When buying from the manufacturer, they purchased a subscription that included a minimum entitled to three months updates of Cedega. When buying through dealers and other accounting models were (eg single purchase) possible. After the expiry of the subscription you could get any updates from Cedega more. Previously installed versions of Cedega could still be used without any restrictions even after the subscription expires.
TransGaming used the source code of Wine as a basis for Cedega. Cedega but was released as proprietary software and so no developments flowed back to the Wine project. TransGaming this was made possible by the fact that Wine earlier still under the X11-/MIT-Lizenz that contains no copyleft and therefore is a Permissive open source license. TransGaming said that these restrictions are necessary because Cedega contains among other code licensed to perform provided with a copy protection games.

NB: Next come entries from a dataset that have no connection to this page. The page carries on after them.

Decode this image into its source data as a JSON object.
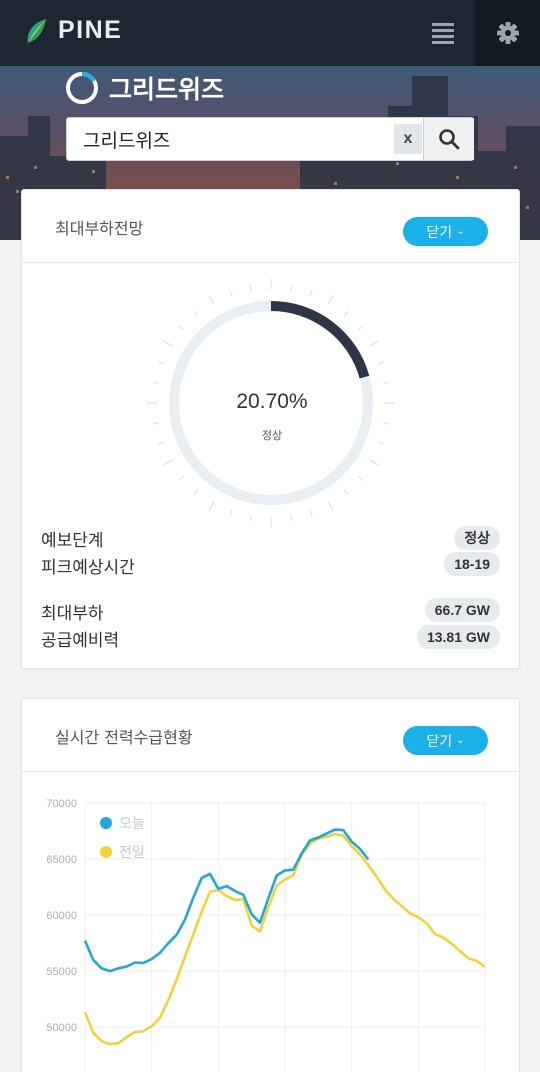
{
  "app": {
    "brand": "PINE"
  },
  "icons": {
    "logo": "leaf-logo",
    "menu": "list-icon",
    "settings": "gear-icon",
    "site": "ring-icon",
    "clear": "close-icon",
    "search": "search-icon"
  },
  "colors": {
    "topbar": "#1d2731",
    "accent": "#1ab0e8",
    "gauge_fill": "#2e3547",
    "gauge_track": "#e8eef1",
    "today": "#1fa8d8",
    "yesterday": "#f2d23a"
  },
  "site": {
    "title": "그리드위즈"
  },
  "search": {
    "value": "그리드위즈",
    "clear_label": "x"
  },
  "max_load": {
    "title": "최대부하전망",
    "toggle_label": "닫기",
    "gauge": {
      "percent": 20.7,
      "percent_label": "20.70%",
      "status": "정상"
    },
    "rows": [
      {
        "label": "예보단계",
        "value": "정상"
      },
      {
        "label": "피크예상시간",
        "value": "18-19"
      },
      {
        "label": "최대부하",
        "value": "66.7 GW"
      },
      {
        "label": "공급예비력",
        "value": "13.81 GW"
      }
    ]
  },
  "realtime": {
    "title": "실시간 전력수급현황",
    "toggle_label": "닫기"
  },
  "chart_data": {
    "type": "line",
    "ylim": [
      45000,
      70000
    ],
    "yticks": [
      "70000",
      "65000",
      "60000",
      "55000",
      "50000"
    ],
    "x": [
      0,
      0.5,
      1,
      1.5,
      2,
      2.5,
      3,
      3.5,
      4,
      4.5,
      5,
      5.5,
      6,
      6.5,
      7,
      7.5,
      8,
      8.5,
      9,
      9.5,
      10,
      10.5,
      11,
      11.5,
      12,
      12.5,
      13,
      13.5,
      14,
      14.5,
      15,
      15.5,
      16,
      16.5,
      17,
      17.5,
      18,
      18.5,
      19,
      19.5,
      20,
      20.5,
      21,
      21.5,
      22,
      22.5,
      23,
      23.5,
      24
    ],
    "series": [
      {
        "name": "오늘",
        "color": "#1fa8d8",
        "values": [
          57800,
          56000,
          55200,
          54900,
          55300,
          55400,
          55700,
          55800,
          56100,
          56600,
          57400,
          58300,
          59600,
          61500,
          63400,
          63700,
          62300,
          62500,
          62200,
          61800,
          60000,
          59400,
          61500,
          63500,
          63900,
          64100,
          65500,
          66600,
          67000,
          67300,
          67600,
          67500,
          66600,
          65900,
          64900,
          null,
          null,
          null,
          null,
          null,
          null,
          null,
          null,
          null,
          null,
          null,
          null,
          null,
          null
        ]
      },
      {
        "name": "전일",
        "color": "#f2d23a",
        "values": [
          51400,
          49500,
          48700,
          48400,
          48600,
          49100,
          49500,
          49700,
          50100,
          50800,
          52300,
          54300,
          56300,
          58200,
          60400,
          62100,
          62200,
          61600,
          61400,
          61400,
          59000,
          58600,
          60700,
          62600,
          63100,
          63600,
          65400,
          66300,
          66900,
          67000,
          67200,
          67000,
          66200,
          65400,
          64400,
          63500,
          62300,
          61400,
          60700,
          60200,
          59800,
          59200,
          58400,
          58000,
          57400,
          56700,
          56200,
          55900,
          55300
        ]
      }
    ]
  }
}
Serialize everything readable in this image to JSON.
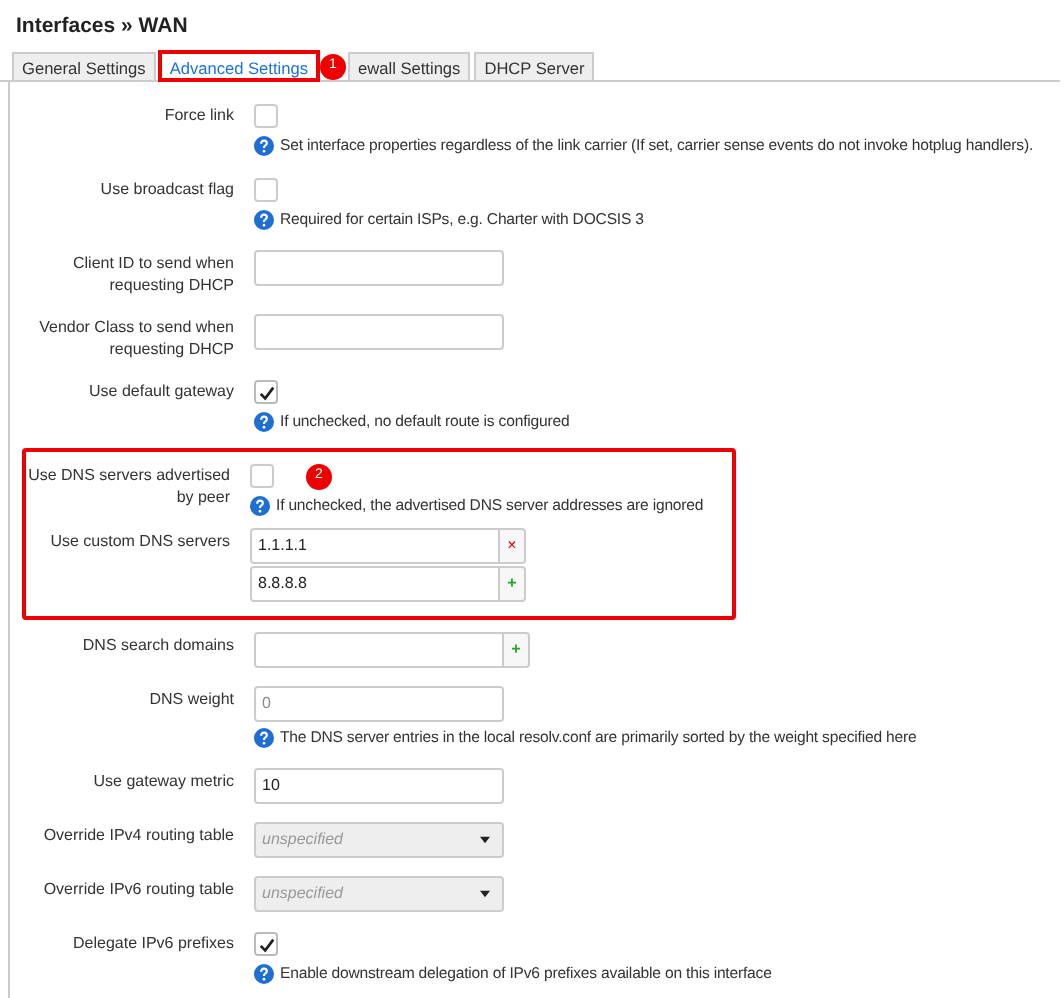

The developers of Wine responded with the fact that they changed the license of Wine in the LGPL. This means that anyone who published a modified version of Wine must also make the source code under a compatible license to LGPL. Therefore, recent improvements in Wine can now no longer be included in Cedega, so that is often claimed that newer versions of Wine for some games work again significantly better than Cedega. However, Cedega is independently developed and adapted to newer games.
After the license of Wine was amended in March 2002 by the MIT license to LGPL, the development of Cedega, it became very problematic. For years the code base of Cedega was only rudimentary patched instead of being further developed. In addition, with the proliferation of DirectX 10 compatibility of Cedega against modern DirectX games dropped increasingly, as it did not support the current version of the collection of proprietary Microsoft programming interface.
With CrossOver Games since 2008, there are also a direct competitor product that is based on a recent Wine version and avoids the criticisms of Cedega.
Since the development was no longer profitable as a customer- centered product, the subscription service end of February 2011 has been set. Cedega is now to be further developed through a developer program with support from the publisher and will be available via the GameTree Linux Developer Program for customers free of charge.